The Four Profound Weaves has two elderly trans characters at its heart, inspecting how culture impacts gender struggles with a beautiful writing style. Unfortunately, the book failed to make me care about the story it wanted to tell, and beyond initial excitement, it didn’t leave the impact I wished it would.
Wind: To match one’s body with one’s heart
Sand: To take the bearer where they wish
Song: In praise of the goddess Bird
Bone: To move unheard in the night
The Surun’ do not speak of the master weaver, Benesret, who creates the cloth of bone for assassins in the Great Burri Desert. But Uiziya now seeks her aunt Benesret in order to learn the final weave, although the price for knowledge may be far too dear to pay.

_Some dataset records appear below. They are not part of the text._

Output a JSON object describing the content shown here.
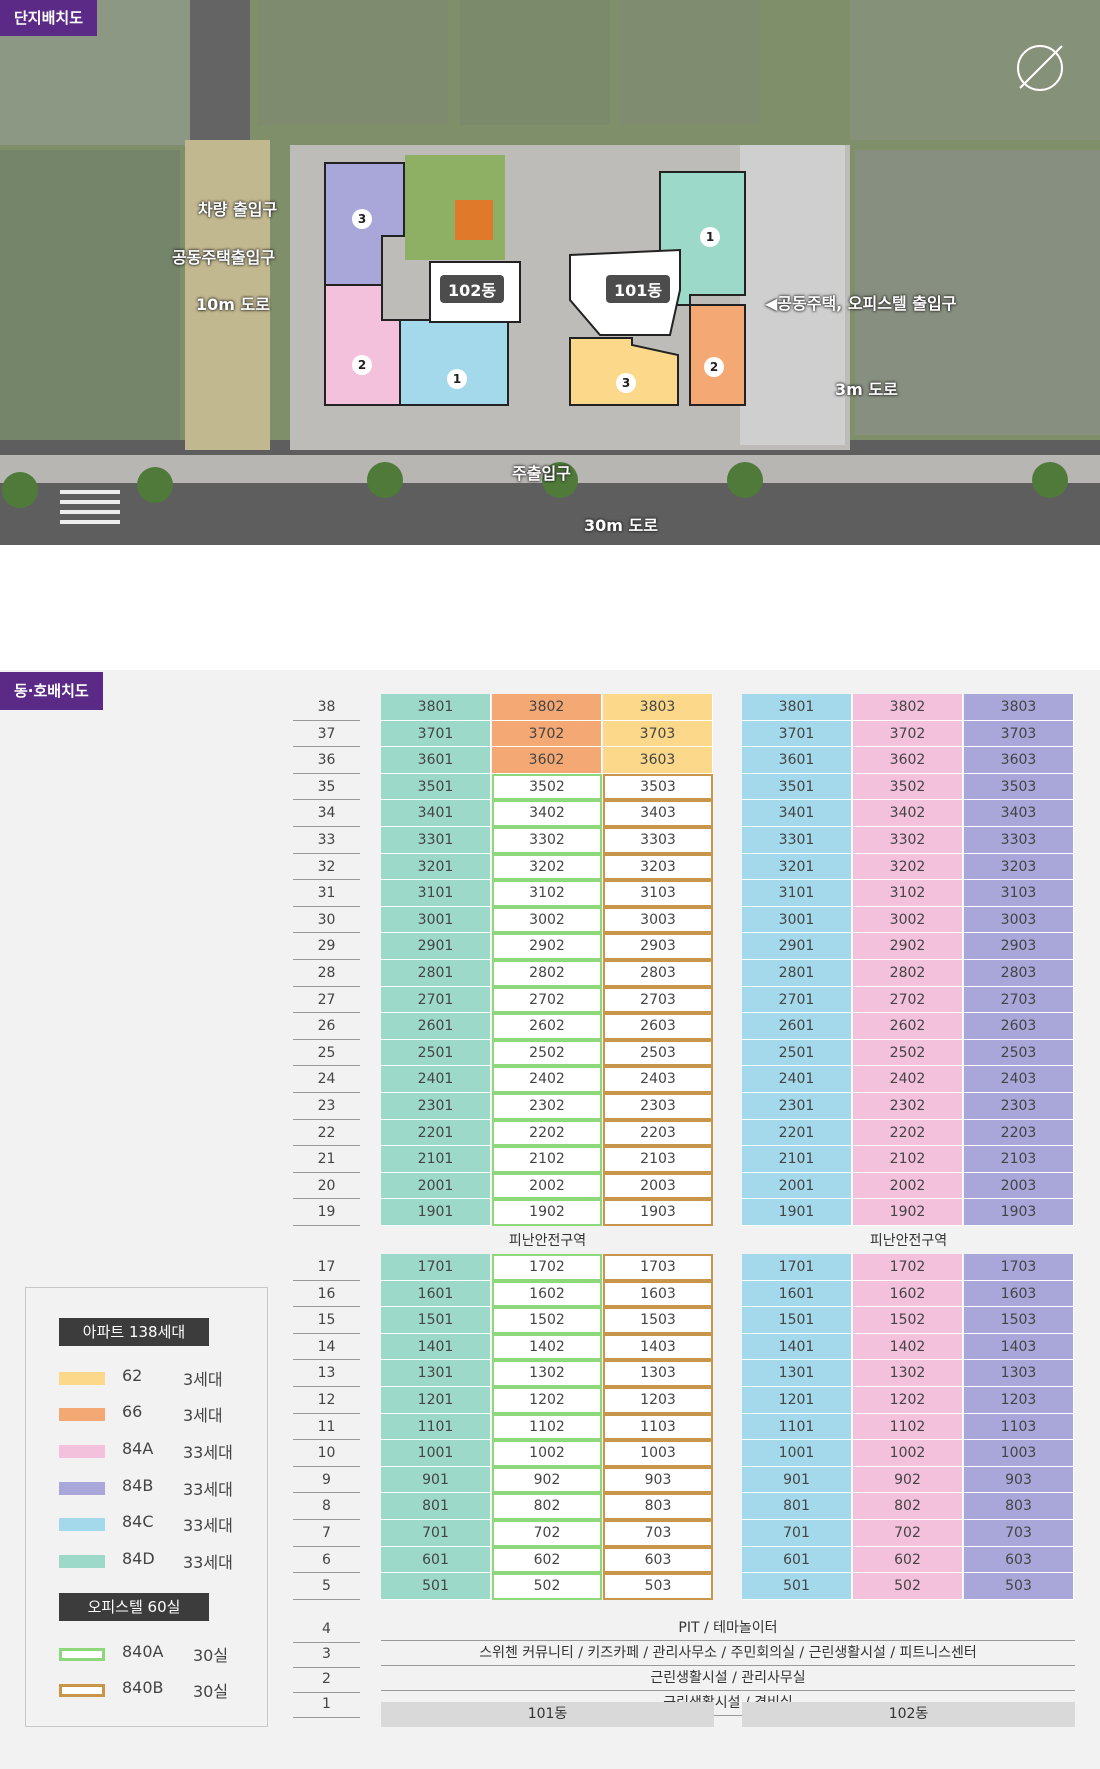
{
  "site": {
    "tag": "단지배치도",
    "labels": {
      "vehicle_entrance": "차량 출입구",
      "housing_entrance": "공동주택출입구",
      "road_10m": "10m 도로",
      "housing_office_entrance": "◀공동주택, 오피스텔 출입구",
      "road_3m": "3m 도로",
      "main_entrance": "주출입구",
      "road_30m": "30m 도로",
      "dong101": "101동",
      "dong102": "102동"
    },
    "numbers": [
      "3",
      "1",
      "2",
      "1",
      "2",
      "3"
    ]
  },
  "units": {
    "tag": "동·호배치도",
    "colors": {
      "type62": "#fcd98a",
      "type66": "#f4a874",
      "type84A": "#f4c1dc",
      "type84B": "#a9a6da",
      "type84C": "#a4d9ec",
      "type84D": "#9dd9c9",
      "op840A": "#8cd87a",
      "op840B": "#c8964a"
    },
    "refuge_label": "피난안전구역",
    "commons": [
      {
        "floor": "4",
        "text": "PIT / 테마놀이터"
      },
      {
        "floor": "3",
        "text": "스위첸 커뮤니티 / 키즈카페 / 관리사무소 / 주민회의실 / 근린생활시설 / 피트니스센터"
      },
      {
        "floor": "2",
        "text": "근린생활시설 / 관리사무실"
      },
      {
        "floor": "1",
        "text": "근린생활시설 / 경비실"
      }
    ],
    "dong_labels": [
      "101동",
      "102동"
    ]
  },
  "legend": {
    "apartment_title": "아파트 138세대",
    "apartments": [
      {
        "type": "62",
        "count": "3세대",
        "color": "#fcd98a"
      },
      {
        "type": "66",
        "count": "3세대",
        "color": "#f4a874"
      },
      {
        "type": "84A",
        "count": "33세대",
        "color": "#f4c1dc"
      },
      {
        "type": "84B",
        "count": "33세대",
        "color": "#a9a6da"
      },
      {
        "type": "84C",
        "count": "33세대",
        "color": "#a4d9ec"
      },
      {
        "type": "84D",
        "count": "33세대",
        "color": "#9dd9c9"
      }
    ],
    "officetel_title": "오피스텔 60실",
    "officetels": [
      {
        "type": "840A",
        "count": "30실",
        "color": "#8cd87a"
      },
      {
        "type": "840B",
        "count": "30실",
        "color": "#c8964a"
      }
    ]
  }
}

Among the Khana, women travel in caravans to trade, while men remain in the inner quarter as scholars. A nameless man struggles to embody Khana masculinity, after many years of performing the life of a woman, trader, wife, and grandmother.
As the past catches up to the nameless man, he must choose between the life he dreamed of and Uiziya, and Uiziya must discover how to challenge a tyrant, and weave from deaths that matter.
Set in R. B. Lemberg’s beloved Birdverse, The Four Profound Weaves hearkens to Ursula Le Guin’s The Left Hand of Darkness. In this breathtaking debut, Lemberg offers a timeless chronicle of claiming one’s identity in a hostile world.
The best feature of The Four Profound Weaves was what drew me to it in the first place, it tells the story of two elderly trans people. Older people are barely ever represented in fiction, especially not as the main characters. For trans people this depiction is so important, it gives our identity history, it reminds us that despite the violence we face growing old is a reality. Especially as one of the characters has only recently been able to transition, it shows us we don’t have to have everything sorted out right away.
I loved how R.B. Lemberg described the nameless man’s struggle with his identity. Unlike Uiziya whose culture allows for trans people to exist, his is heavily gender-segregated. He knows he’s a man, but he finds it difficult to combine that with what is culturally expected of him. His development in this aspect is what I enjoyed most from the story, and why, despite struggling with this book, I’d recommend people give it a go.
The writing is beautiful. I struggle with books where plot and characters are overshadowed by lyrical prose. For people who enjoy this form of writing, you should have an eye on this book. The author has created a rich, vibrant world full of history and magic. I didn’t fully engage with it, but I can appreciate it for what it was.
The Four Profound Weaves is set in the Birdverse, the author’s setting that has featured other work in the past. Unfortunately, at times it felt as if we were expected to understand more about the world than we were given in the book. There wasn’t enough detail to truly understand the worldbuilding, but the specific references to different places, people, and magic left me feeling like I’d missed something.
My biggest issue with the book was that it didn’t have anything driving it forward. There’s a quest, but I couldn’t understand the character motivations. It felt like they were jumping from place to place, having conversations, and moving on. It didn’t help that the two main character’s voices were incredibly similar. I wouldn’t have been able to tell whose perspective I was reading if asked. There was nothing that made me care, worry for them, or want them to succeed.
Overall, this book wasn’t for me, but I don’t want to dismiss its importance. I’ve never seen elderly trans rep before, and I’d recommend people give this book a go just because that’s so unique and wonderful.
CW: violence, death, transphobia, dead-naming, kidnapping
Recommend for: People who love books with beautiful imagery, people who want to read a book with unique representation, people who don’t need to know everything about a setting, people who enjoy stories about culture, people who want to read a story that focuses on trans identity
(Thanks to NetGalley and Tachyon Publications for providing an advanced readers copy in exchange for an honest review)
About The Author
R.B. Lemberg is a queer, bigender immigrant from Eastern Europe and Israel. Their work has appeared in Lightspeed, Strange Horizons, Beneath Ceaseless Skies, Unlikely Story, Uncanny, and other venues, and has been a finalist for the Nebula, Crawford, and other awards.
Get this book
I’d recommend checking out your local indie bookshop! You can also use Bookshop.org which is available in the UK & US.